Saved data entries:
== Segment start ==

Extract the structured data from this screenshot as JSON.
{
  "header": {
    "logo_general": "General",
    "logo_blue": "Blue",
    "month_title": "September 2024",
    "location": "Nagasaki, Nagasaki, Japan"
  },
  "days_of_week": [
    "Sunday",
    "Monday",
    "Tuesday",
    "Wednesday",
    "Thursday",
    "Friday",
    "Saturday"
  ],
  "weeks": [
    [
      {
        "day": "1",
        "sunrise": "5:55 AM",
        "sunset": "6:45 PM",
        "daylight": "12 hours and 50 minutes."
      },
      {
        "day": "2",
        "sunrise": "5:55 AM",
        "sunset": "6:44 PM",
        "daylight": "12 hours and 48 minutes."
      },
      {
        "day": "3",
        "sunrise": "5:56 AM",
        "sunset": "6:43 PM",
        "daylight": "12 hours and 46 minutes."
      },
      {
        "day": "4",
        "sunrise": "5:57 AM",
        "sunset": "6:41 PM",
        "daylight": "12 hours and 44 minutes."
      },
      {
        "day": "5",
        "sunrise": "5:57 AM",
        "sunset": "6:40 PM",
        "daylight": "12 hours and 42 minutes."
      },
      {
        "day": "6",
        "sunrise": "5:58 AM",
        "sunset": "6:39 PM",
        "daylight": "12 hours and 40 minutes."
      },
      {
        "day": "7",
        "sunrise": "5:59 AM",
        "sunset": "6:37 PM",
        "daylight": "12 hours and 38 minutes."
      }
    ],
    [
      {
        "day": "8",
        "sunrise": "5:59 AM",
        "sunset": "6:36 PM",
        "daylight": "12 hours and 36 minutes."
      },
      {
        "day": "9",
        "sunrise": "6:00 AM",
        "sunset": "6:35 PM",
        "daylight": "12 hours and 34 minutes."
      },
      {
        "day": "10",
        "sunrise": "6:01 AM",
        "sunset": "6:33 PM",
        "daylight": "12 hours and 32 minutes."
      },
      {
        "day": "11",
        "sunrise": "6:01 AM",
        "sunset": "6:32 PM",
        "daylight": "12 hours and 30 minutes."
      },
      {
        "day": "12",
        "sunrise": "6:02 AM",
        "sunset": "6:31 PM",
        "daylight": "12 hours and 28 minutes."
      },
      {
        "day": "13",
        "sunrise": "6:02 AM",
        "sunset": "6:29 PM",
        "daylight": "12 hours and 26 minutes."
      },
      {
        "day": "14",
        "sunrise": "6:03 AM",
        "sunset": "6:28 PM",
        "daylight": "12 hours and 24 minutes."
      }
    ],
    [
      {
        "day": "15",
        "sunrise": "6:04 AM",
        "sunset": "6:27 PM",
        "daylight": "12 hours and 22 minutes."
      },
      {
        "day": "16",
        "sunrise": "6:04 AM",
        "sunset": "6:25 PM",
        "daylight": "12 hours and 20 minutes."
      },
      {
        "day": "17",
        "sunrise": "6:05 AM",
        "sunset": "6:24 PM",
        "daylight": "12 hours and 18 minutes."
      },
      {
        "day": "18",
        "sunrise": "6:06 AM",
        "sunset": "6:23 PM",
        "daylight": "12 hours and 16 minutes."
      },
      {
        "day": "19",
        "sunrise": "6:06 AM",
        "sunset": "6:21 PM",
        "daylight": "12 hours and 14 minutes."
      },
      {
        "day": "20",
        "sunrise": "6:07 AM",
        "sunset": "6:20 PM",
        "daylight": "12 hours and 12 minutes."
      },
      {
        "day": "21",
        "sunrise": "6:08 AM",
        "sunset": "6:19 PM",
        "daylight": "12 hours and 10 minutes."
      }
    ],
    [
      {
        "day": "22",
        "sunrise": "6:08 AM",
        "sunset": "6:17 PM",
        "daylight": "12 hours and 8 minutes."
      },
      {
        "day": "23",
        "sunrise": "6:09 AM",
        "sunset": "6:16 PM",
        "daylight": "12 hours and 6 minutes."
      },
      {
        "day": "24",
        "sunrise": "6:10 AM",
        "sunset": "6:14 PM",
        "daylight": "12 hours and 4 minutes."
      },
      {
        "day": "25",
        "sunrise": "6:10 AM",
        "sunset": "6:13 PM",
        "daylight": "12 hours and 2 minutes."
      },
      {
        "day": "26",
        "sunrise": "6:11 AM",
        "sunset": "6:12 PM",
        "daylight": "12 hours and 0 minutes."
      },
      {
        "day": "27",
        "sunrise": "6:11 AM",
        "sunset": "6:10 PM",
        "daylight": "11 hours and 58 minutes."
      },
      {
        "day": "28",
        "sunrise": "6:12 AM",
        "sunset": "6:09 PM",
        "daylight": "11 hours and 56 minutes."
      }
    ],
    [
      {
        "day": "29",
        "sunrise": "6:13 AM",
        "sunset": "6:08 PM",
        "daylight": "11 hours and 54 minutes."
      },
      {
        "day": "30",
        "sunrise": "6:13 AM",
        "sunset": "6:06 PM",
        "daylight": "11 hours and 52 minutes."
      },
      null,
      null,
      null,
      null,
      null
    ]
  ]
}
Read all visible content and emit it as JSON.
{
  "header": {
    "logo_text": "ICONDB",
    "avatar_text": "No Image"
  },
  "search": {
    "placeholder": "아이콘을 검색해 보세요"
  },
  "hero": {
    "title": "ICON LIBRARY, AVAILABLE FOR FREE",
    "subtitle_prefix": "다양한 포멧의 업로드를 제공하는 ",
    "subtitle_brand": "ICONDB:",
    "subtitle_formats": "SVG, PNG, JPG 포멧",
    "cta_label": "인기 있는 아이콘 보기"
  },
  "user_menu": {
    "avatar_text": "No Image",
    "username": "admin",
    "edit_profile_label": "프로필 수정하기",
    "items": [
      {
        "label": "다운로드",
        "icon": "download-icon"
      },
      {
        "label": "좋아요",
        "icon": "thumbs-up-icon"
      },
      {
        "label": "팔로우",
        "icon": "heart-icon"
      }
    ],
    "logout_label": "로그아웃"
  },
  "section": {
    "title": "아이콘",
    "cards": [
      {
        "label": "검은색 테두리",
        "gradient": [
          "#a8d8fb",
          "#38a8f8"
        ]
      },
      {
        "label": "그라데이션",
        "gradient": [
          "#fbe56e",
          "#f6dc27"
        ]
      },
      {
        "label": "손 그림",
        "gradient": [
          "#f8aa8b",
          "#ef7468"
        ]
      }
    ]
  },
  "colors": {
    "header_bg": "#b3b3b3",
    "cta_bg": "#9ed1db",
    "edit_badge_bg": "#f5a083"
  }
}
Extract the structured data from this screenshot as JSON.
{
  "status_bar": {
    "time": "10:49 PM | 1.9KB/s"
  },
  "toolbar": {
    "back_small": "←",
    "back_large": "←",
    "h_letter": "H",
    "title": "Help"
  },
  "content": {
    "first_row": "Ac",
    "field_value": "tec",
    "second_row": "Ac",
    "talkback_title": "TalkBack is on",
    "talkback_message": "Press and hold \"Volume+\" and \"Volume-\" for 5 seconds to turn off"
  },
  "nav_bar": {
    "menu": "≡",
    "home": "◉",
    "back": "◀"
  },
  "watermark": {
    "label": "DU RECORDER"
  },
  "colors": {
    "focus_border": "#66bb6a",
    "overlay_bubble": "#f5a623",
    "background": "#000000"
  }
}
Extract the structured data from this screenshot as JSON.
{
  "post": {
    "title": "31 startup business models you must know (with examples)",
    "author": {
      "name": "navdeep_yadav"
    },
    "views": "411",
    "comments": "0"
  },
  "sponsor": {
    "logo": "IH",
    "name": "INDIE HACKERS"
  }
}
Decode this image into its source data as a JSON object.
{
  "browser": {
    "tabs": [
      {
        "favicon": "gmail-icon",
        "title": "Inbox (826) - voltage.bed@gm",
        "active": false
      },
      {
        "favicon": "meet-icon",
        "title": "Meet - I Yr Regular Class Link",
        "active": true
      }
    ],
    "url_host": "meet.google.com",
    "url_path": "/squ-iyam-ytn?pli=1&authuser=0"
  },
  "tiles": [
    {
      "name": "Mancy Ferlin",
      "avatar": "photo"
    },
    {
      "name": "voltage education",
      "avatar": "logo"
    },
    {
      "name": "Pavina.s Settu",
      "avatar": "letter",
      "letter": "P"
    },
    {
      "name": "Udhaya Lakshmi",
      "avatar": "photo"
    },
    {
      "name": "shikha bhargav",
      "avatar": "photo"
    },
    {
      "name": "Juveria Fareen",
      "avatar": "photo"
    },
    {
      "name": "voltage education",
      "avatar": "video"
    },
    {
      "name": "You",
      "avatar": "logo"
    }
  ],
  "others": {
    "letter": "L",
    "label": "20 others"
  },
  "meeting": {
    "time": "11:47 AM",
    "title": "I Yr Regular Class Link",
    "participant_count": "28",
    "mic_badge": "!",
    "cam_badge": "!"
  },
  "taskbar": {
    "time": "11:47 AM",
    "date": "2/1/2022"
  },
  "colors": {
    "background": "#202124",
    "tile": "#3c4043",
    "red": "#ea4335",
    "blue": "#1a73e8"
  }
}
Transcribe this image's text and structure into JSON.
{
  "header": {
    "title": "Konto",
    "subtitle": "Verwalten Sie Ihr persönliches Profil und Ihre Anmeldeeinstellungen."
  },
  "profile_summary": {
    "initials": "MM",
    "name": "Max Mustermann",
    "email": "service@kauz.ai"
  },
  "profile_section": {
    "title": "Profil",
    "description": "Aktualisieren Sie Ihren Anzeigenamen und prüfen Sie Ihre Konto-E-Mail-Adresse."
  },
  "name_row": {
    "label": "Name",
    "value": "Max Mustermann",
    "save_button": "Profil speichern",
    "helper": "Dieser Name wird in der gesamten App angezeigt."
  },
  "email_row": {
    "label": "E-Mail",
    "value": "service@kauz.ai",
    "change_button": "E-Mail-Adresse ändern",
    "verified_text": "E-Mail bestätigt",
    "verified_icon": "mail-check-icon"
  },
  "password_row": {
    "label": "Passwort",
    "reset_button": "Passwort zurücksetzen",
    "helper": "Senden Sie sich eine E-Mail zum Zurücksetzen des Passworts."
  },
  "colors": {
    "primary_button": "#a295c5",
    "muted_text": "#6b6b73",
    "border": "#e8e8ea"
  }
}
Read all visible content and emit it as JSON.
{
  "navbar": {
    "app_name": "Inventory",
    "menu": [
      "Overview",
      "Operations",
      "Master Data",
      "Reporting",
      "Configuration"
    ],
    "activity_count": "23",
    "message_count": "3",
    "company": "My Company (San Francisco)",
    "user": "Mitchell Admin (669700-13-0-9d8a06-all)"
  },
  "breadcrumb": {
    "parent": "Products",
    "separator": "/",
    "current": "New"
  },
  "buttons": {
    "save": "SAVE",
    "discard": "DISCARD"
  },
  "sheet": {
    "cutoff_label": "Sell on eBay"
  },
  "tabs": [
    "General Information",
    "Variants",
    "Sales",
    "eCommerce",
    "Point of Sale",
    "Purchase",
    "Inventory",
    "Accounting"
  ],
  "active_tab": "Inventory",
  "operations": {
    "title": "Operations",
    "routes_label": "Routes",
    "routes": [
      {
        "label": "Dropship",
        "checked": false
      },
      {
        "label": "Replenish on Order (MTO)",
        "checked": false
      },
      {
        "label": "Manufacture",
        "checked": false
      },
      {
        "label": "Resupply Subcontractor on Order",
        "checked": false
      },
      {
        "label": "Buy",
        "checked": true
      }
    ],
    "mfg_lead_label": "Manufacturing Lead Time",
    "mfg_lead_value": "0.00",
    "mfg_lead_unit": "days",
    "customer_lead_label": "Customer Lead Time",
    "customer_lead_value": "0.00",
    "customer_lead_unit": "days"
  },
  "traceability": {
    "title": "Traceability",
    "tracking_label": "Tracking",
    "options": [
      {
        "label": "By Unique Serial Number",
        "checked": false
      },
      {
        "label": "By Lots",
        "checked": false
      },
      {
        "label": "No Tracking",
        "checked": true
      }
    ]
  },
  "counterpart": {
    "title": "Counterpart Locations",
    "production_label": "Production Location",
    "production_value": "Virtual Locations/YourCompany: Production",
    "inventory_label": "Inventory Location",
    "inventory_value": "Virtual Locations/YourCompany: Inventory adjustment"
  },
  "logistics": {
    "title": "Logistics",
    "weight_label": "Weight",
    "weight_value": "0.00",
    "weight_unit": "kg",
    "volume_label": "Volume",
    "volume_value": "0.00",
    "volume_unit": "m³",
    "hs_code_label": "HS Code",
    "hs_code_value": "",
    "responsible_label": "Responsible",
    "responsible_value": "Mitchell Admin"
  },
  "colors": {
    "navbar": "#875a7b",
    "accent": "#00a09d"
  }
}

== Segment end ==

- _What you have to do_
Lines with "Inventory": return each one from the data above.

- _Result_
    "app_name": "Inventory",
    "Inventory",
  "active_tab": "Inventory",
    "inventory_label": "Inventory Location",
    "inventory_value": "Virtual Locations/YourCompany: Inventory adjustment"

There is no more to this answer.